The purpose of these credits is to allow housebuilders to offset the impact of nitrates generated by development within the River Tees catchment. Agriculture is one of the biggest contributors to nitrate pollution of rivers and watercourses in the UK. One means of mitigation is therefore taking land out of agricultural production to reduce nitrate run-off. Based on the price of the Natural England credits at £1,825 each, this broadly equates to the freehold agricultural value of the land.
As yet there is little indication that open market trading is taking place between landowners and developers. Builder and developer responses to opportunities offered through GSC Grays have been enthusiastic but have not yet resulted in any offers.
Where there is more evidence of transactions is in relation to Bio-Diversity Net Gain. From November development has to generate a 10% gain in the baseline bio-diversity of the site being built upon. This can be achieved on site or within the owner’s landholding elsewhere in some instances. Where this is not possible, mitigation has to be off-site. There is now evidence coming forward of reasonable premiums being paid for land which is to be used for the creation of habitats to provide off-site mitigation. It remains to be seen whether these premiums will continue as supply starts to match demand however that is likely to be some way off.
We are entering into an interesting period where the value of ecosystem services has the potential to outstrip that from farming based on the early transactional evidence seen so far.

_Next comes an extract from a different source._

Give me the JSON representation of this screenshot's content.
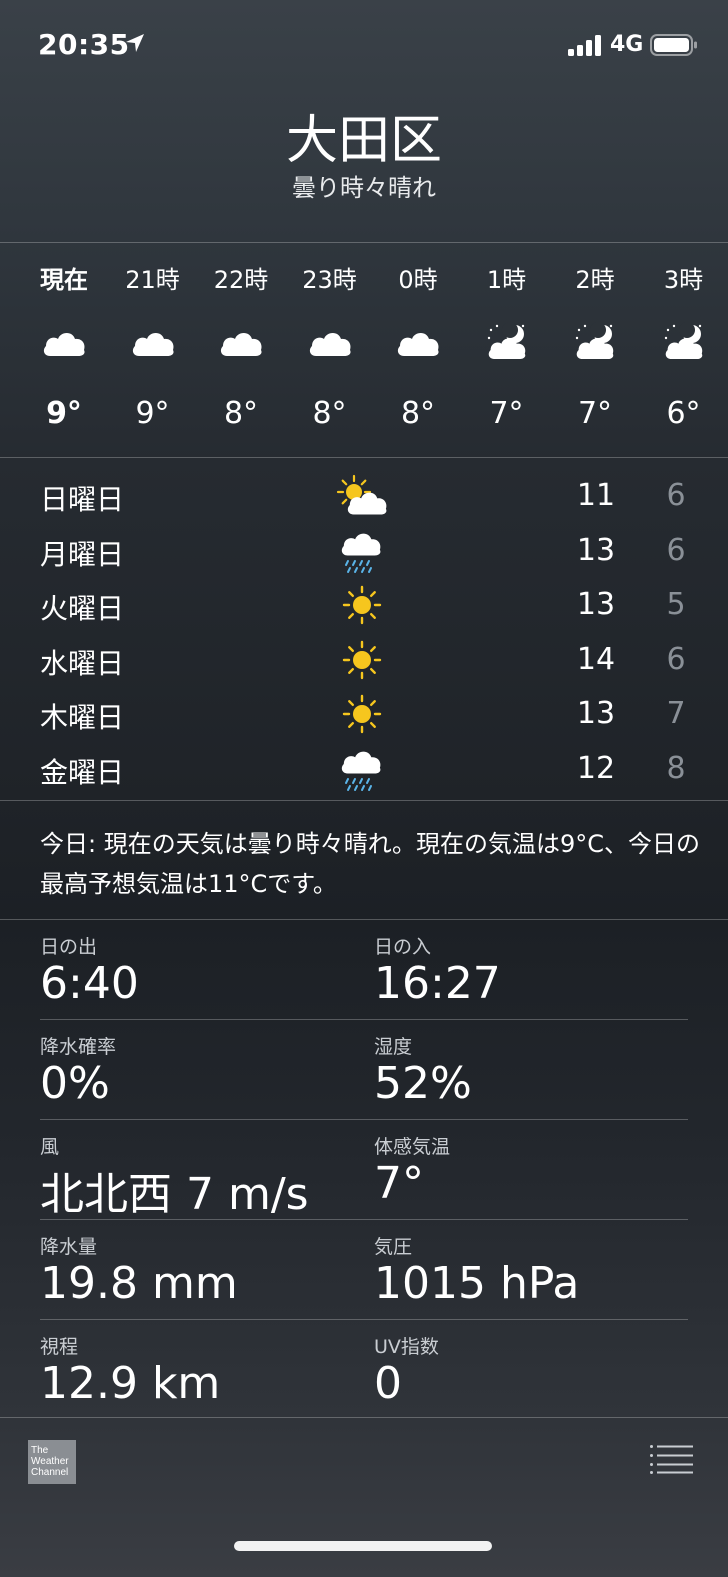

There has been a lot of time spent discussing the potential of ecosystem services to introduce new income streams but as with any emerging markets, there remains uncertainty and some significant risks.
So, are we at the point in time where the value of ecosystem services outstrips farming? In some limited instances, yes but in an embryonic market, this is not something sellers ought to rely upon. It is however a market to watch closely over the coming months and years and sellers who can retain flexibility and respond quickly to local demand could well see higher values being achieved.